Ola al-Jabr on Writing in Damascus

Syrian writer Ola al-Jabr recently released a short-story collection, Live Broadcast from Jerusalem, her sophomore follow-up to the collection Barriers which was published three years ago:

Al-Jabr was born in Damascus in 1987, although her family is from the occupied Golan Heights. Both of her collections have a variety of short and short-short stories, which al-Jabr characterizes as “political, realistic…and sometimes satirical.”

As her collection was released, she spoke with Ahmed Salah al-Mahdi about how she got her start writing, why she writes short stories, and the books that have formed the substrate of her fictional consciousness, which, she said, include works by Roland Barthes, Amin Maalouf, Edward Said, and Jacques Derrida.

When al-Mahdi asked her about the difficulties she faced as a Syrian writer, which, she said, comes down to “the lack of publishing houses that support literary writing.” Publishing in Syria is near-impossible now, she said, and authors are turning to publishing houses outside it, often in Egypt. She submitted her first book to a competition being held by the Arab Library for Publishing, and, she said, “the collection was accepted despite the fact that the house wanted to publish novels.”

“I tried with the second collection to publish in Damascus,” al-Jabr said, “but the doors are closed.”

Al-Mahdi translated one of the stories from her new collection:

Live Broadcast from Jerusalem

By Ola Al-Jabbr

Translated by Ahmed Salah Al-Mahdi

He stood in front of the camera, holding the microphone.

He adjusted his collar and cleared his throat, to make sure that his voice would be loud enough.

Then he said: “Three…two…one… Go.

“Here is Jerusalem, Al-Quds.
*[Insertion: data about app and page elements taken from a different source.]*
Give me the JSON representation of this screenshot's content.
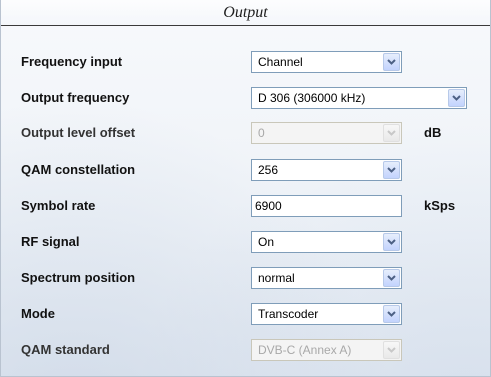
{
  "panel": {
    "title": "Output"
  },
  "rows": {
    "frequency_input": {
      "label": "Frequency input",
      "value": "Channel"
    },
    "output_frequency": {
      "label": "Output frequency",
      "value": "D 306 (306000 kHz)"
    },
    "output_level_offset": {
      "label": "Output level offset",
      "value": "0",
      "unit": "dB"
    },
    "qam_constellation": {
      "label": "QAM constellation",
      "value": "256"
    },
    "symbol_rate": {
      "label": "Symbol rate",
      "value": "6900",
      "unit": "kSps"
    },
    "rf_signal": {
      "label": "RF signal",
      "value": "On"
    },
    "spectrum_position": {
      "label": "Spectrum position",
      "value": "normal"
    },
    "mode": {
      "label": "Mode",
      "value": "Transcoder"
    },
    "qam_standard": {
      "label": "QAM standard",
      "value": "DVB-C (Annex A)"
    }
  },
  "icons": {
    "dropdown_arrow": "chevron-down-icon"
  },
  "colors": {
    "field_border": "#7f9db9",
    "arrow_button": "#c3d3fd",
    "arrow_glyph": "#4d6185",
    "disabled_text": "#a8a8a8"
  }
}
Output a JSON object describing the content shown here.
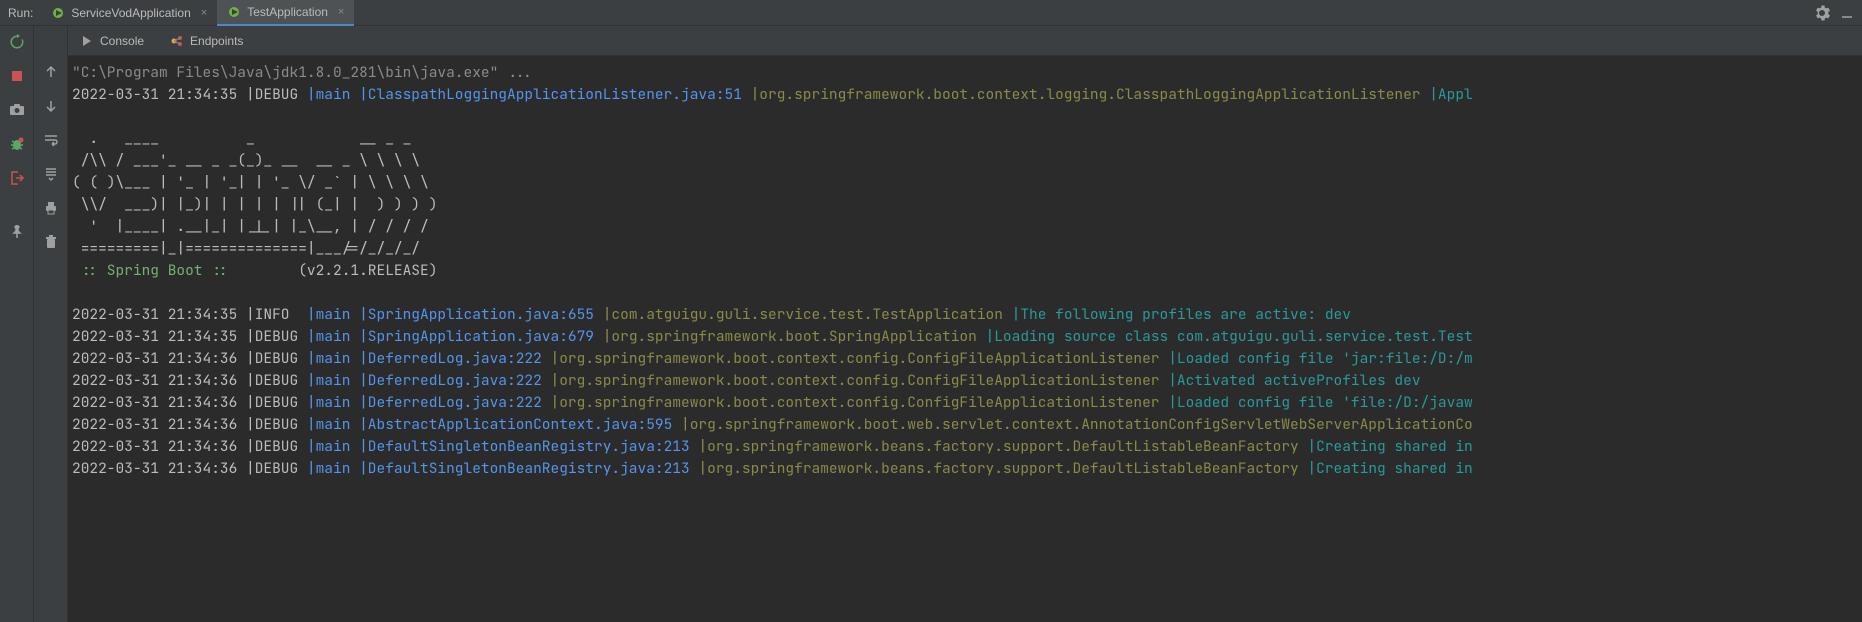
{
  "topBar": {
    "runLabel": "Run:",
    "tabs": [
      {
        "label": "ServiceVodApplication",
        "active": false
      },
      {
        "label": "TestApplication",
        "active": true
      }
    ]
  },
  "subTabs": {
    "console": "Console",
    "endpoints": "Endpoints"
  },
  "console": {
    "cmdLine": "\"C:\\Program Files\\Java\\jdk1.8.0_281\\bin\\java.exe\" ...",
    "firstLog": {
      "ts": "2022-03-31 21:34:35 ",
      "level": "|DEBUG ",
      "thread": "|main ",
      "loc": "|ClasspathLoggingApplicationListener.java:51 ",
      "logger": "|org.springframework.boot.context.logging.ClasspathLoggingApplicationListener ",
      "msg": "|Appl"
    },
    "banner": [
      "  .   ____          _            __ _ _",
      " /\\\\ / ___'_ __ _ _(_)_ __  __ _ \\ \\ \\ \\",
      "( ( )\\___ | '_ | '_| | '_ \\/ _` | \\ \\ \\ \\",
      " \\\\/  ___)| |_)| | | | | || (_| |  ) ) ) )",
      "  '  |____| .__|_| |_|_| |_\\__, | / / / /",
      " =========|_|==============|___/=/_/_/_/"
    ],
    "springLine": {
      "left": " :: Spring Boot :: ",
      "right": "       (v2.2.1.RELEASE)"
    },
    "logs": [
      {
        "ts": "2022-03-31 21:34:35 ",
        "level": "|INFO  ",
        "thread": "|main ",
        "loc": "|SpringApplication.java:655 ",
        "logger": "|com.atguigu.guli.service.test.TestApplication ",
        "msg": "|The following profiles are active: dev"
      },
      {
        "ts": "2022-03-31 21:34:35 ",
        "level": "|DEBUG ",
        "thread": "|main ",
        "loc": "|SpringApplication.java:679 ",
        "logger": "|org.springframework.boot.SpringApplication ",
        "msg": "|Loading source class com.atguigu.guli.service.test.Test"
      },
      {
        "ts": "2022-03-31 21:34:36 ",
        "level": "|DEBUG ",
        "thread": "|main ",
        "loc": "|DeferredLog.java:222 ",
        "logger": "|org.springframework.boot.context.config.ConfigFileApplicationListener ",
        "msg": "|Loaded config file 'jar:file:/D:/m"
      },
      {
        "ts": "2022-03-31 21:34:36 ",
        "level": "|DEBUG ",
        "thread": "|main ",
        "loc": "|DeferredLog.java:222 ",
        "logger": "|org.springframework.boot.context.config.ConfigFileApplicationListener ",
        "msg": "|Activated activeProfiles dev"
      },
      {
        "ts": "2022-03-31 21:34:36 ",
        "level": "|DEBUG ",
        "thread": "|main ",
        "loc": "|DeferredLog.java:222 ",
        "logger": "|org.springframework.boot.context.config.ConfigFileApplicationListener ",
        "msg": "|Loaded config file 'file:/D:/javaw"
      },
      {
        "ts": "2022-03-31 21:34:36 ",
        "level": "|DEBUG ",
        "thread": "|main ",
        "loc": "|AbstractApplicationContext.java:595 ",
        "logger": "|org.springframework.boot.web.servlet.context.AnnotationConfigServletWebServerApplicationCo",
        "msg": ""
      },
      {
        "ts": "2022-03-31 21:34:36 ",
        "level": "|DEBUG ",
        "thread": "|main ",
        "loc": "|DefaultSingletonBeanRegistry.java:213 ",
        "logger": "|org.springframework.beans.factory.support.DefaultListableBeanFactory ",
        "msg": "|Creating shared in"
      },
      {
        "ts": "2022-03-31 21:34:36 ",
        "level": "|DEBUG ",
        "thread": "|main ",
        "loc": "|DefaultSingletonBeanRegistry.java:213 ",
        "logger": "|org.springframework.beans.factory.support.DefaultListableBeanFactory ",
        "msg": "|Creating shared in"
      }
    ]
  },
  "colors": {
    "bg": "#2b2b2b",
    "panel": "#3c3f41",
    "accent": "#4a88c7",
    "link": "#5394ec",
    "olive": "#8a8a4a",
    "teal": "#299999",
    "green": "#6fb36f"
  }
}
Here is the capital of… the capital of… excuse me… the capital of…”

Many thoughts raced though his mind in that instant, unstoppable.
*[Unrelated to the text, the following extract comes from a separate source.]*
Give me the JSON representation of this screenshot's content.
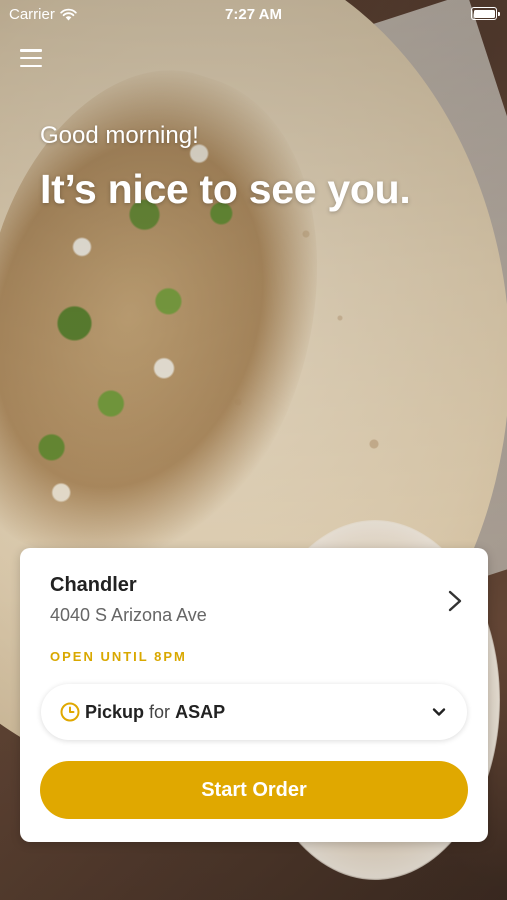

His tongue was tied; should he cut off the broadcast? he wondered.

There was no rescuer, no salvation from this embarrassment.
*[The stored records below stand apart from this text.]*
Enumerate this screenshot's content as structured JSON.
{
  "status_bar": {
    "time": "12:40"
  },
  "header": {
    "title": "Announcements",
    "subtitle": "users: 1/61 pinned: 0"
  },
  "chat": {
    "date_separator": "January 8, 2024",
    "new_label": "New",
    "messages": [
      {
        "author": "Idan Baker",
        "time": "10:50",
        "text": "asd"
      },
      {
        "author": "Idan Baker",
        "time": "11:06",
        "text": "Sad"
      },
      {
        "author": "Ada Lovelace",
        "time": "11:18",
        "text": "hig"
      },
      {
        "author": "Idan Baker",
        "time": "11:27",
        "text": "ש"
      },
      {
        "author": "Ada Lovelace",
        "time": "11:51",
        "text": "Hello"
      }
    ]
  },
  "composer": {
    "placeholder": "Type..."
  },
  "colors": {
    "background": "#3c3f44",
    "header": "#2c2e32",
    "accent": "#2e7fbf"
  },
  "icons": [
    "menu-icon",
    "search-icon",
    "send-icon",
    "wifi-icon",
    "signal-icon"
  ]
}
This was the job he’d always dreamed of. He’d always played at it when he was young. His dreams couldn’t end, just like that. He must put an end to this agony…

He relaxed a little and closed his eyes. Then he opened them, as if to start all over, and said:

“Welcome to this live and exclusive broadcast from Jerusalem, Al-Quds, capital of…”

(Oh my God, what is happening?)

“Excuse me, valued viewers, but this broadcast will be interrupted for an emergency.”

(What is happening to me?)

He closed his eyes, and swallowed the sound of his breaths.

He breathed out deeply and walked, head bowed, into the alleys of Al-Quds, listening to the chattering of the people, their sighs, the sound of their footsteps on the ground.

He crouched to ask the stones who they were.

But when he opened his eyes… Nothing to say.

Four walls and a mirror surrounded him with the void of an ancient dream. He threw his body on the bed, succumbing to the chill of exile.

Ahmed Al-Mahdi is an author, critic, and translator. Find him at www.ahmedmahdi.net. His YA novel Reem is available in translation on Amazon.